January 30, 1944, At the Anzio Beachhead
The 75th Infantry Regiment suffered a defeat at Cisterna.
Trained and equipped to raid behind enemy lines, “Darby’s” US Army Ranger battalions were misused as spearhead units for an American effort to breakout of the Anzio beachhead.
Moving under cover of darkness to seize the town of Cisterna, supposedly only a lightly-held outpost in front of the main German lines; they were unaware that it was the assembly area for the elite Herman Goering Panzer Division and the 15th Panzer Grenadier Division.
Army intelligence had warned of the mistake, the information was slow to filter down to the operational planners, who were anxious for a victory.
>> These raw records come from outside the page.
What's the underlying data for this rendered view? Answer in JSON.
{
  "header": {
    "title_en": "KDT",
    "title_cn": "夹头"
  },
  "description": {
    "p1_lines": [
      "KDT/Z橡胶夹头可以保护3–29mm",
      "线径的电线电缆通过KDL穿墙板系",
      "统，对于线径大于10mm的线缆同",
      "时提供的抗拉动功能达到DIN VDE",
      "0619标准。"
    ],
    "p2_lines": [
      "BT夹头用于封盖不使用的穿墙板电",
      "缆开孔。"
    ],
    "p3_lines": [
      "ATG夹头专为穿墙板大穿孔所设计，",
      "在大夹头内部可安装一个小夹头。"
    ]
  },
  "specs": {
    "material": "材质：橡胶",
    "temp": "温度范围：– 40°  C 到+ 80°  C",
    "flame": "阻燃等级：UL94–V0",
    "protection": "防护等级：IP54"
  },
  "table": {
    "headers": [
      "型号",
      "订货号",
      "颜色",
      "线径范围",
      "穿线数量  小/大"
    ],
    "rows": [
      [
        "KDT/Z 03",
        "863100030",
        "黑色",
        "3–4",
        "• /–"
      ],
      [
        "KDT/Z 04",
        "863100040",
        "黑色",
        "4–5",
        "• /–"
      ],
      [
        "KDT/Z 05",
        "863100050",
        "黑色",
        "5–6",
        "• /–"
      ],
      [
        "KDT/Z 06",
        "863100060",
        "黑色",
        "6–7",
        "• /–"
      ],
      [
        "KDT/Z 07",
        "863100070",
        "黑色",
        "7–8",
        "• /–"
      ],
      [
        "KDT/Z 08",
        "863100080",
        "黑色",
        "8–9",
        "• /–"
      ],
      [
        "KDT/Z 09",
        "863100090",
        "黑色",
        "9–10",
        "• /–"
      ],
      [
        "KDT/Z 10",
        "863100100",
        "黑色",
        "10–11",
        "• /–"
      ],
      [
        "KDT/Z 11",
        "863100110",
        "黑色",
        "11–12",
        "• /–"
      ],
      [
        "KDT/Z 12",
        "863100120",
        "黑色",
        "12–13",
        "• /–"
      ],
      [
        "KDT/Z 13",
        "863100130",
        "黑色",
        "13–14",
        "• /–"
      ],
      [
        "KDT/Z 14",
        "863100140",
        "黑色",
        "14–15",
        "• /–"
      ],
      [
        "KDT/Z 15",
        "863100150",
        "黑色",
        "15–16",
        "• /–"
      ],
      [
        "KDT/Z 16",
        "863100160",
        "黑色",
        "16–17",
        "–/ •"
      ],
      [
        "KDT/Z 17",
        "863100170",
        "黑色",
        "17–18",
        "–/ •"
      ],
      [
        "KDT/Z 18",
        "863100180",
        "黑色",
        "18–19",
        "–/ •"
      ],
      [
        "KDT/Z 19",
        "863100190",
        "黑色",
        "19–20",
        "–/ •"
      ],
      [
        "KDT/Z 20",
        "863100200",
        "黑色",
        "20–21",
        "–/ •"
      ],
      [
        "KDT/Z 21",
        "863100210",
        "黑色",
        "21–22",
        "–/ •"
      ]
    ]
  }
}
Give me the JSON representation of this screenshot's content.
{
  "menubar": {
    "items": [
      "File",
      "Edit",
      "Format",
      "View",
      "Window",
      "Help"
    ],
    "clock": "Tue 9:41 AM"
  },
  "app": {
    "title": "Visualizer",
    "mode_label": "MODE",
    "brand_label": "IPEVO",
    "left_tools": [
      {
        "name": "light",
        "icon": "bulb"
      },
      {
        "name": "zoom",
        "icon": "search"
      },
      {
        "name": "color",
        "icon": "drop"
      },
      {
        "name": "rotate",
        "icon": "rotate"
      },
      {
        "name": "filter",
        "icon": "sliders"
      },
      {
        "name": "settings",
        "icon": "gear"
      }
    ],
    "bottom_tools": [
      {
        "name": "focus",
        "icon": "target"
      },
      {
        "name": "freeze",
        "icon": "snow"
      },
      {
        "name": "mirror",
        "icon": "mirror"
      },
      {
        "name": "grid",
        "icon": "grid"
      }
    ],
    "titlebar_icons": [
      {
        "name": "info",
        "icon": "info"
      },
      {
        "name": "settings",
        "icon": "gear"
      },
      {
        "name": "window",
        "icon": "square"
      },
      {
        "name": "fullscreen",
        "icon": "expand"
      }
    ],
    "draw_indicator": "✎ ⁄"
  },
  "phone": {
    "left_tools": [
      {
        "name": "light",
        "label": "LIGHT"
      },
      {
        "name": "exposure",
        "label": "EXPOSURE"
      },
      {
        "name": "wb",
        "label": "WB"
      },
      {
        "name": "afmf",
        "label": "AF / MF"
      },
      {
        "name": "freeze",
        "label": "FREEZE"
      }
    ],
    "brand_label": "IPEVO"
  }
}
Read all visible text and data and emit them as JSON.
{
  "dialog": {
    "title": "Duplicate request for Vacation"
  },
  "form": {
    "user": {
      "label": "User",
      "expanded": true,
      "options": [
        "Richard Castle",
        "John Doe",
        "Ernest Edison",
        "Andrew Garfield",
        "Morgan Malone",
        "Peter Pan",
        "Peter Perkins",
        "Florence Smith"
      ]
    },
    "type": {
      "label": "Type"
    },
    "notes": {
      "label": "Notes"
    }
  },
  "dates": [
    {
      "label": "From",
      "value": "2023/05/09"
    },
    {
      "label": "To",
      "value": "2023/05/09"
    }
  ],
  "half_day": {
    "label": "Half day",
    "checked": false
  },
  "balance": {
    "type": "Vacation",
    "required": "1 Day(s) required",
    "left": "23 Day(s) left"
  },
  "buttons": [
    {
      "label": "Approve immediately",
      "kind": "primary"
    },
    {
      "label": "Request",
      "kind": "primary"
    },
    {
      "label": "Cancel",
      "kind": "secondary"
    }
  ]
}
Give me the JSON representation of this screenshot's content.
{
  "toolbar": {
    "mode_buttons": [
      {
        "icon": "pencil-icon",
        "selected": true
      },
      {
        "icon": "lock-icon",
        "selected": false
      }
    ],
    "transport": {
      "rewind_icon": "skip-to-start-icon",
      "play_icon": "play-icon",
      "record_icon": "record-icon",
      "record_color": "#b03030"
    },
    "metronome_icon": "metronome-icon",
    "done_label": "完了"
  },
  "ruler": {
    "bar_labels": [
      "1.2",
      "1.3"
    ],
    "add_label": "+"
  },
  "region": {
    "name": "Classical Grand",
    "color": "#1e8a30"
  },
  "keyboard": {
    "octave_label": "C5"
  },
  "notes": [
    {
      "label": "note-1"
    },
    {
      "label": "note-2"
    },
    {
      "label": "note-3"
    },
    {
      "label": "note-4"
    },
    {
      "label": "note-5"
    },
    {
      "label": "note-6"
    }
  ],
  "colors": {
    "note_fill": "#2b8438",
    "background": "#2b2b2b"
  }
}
The movement to the objective was slower than anticipated, and the 3 Ranger Battalions, along with the 509th Parachute Infantry Regiment were still moving at dawn across open ground toward the Cisterna. Detected by the Germans, they were engaged in the open by the German armor and armored infantry (Panzer Grenadiers). A fierce battle erupted, with Rangers capturing or destroying several German tanks. Significant German reinforcements (elements of the 26th Panzer Division and the 1st Fallschirmjäger (Airborne Division) moved to the attack, and with Ranger prisoners being used as human shields by the Germans, the American force was either captured or destroyed.
The battle lasted seven-hours. Only six of the 767 Rangers and one member of the 3rd Recon Troop returned to Allied lines, resulting in an overall loss of 803 men. Over 400 Rangers became POWs. German casualties were comparable.
It was perhaps greatest disaster suffered by American Special Operations Forces in their history. It resulted in the disbandment of all Ranger units in the Italian theater (though Rangers continued to see action at Normandy and France). Ranger commander William O. Darby was reassigned, ultimately becoming Assistant Division Commander for the 10th Mountain Division.
The Battle of Cisterna is a classical example of the misuse of special operation groups by ‘conventional’ military planners.
It was a mistake, on a far smaller scale, repeated with SEALs in Panama (Operation Just Cause – Invasion of Panama) and elsewhere.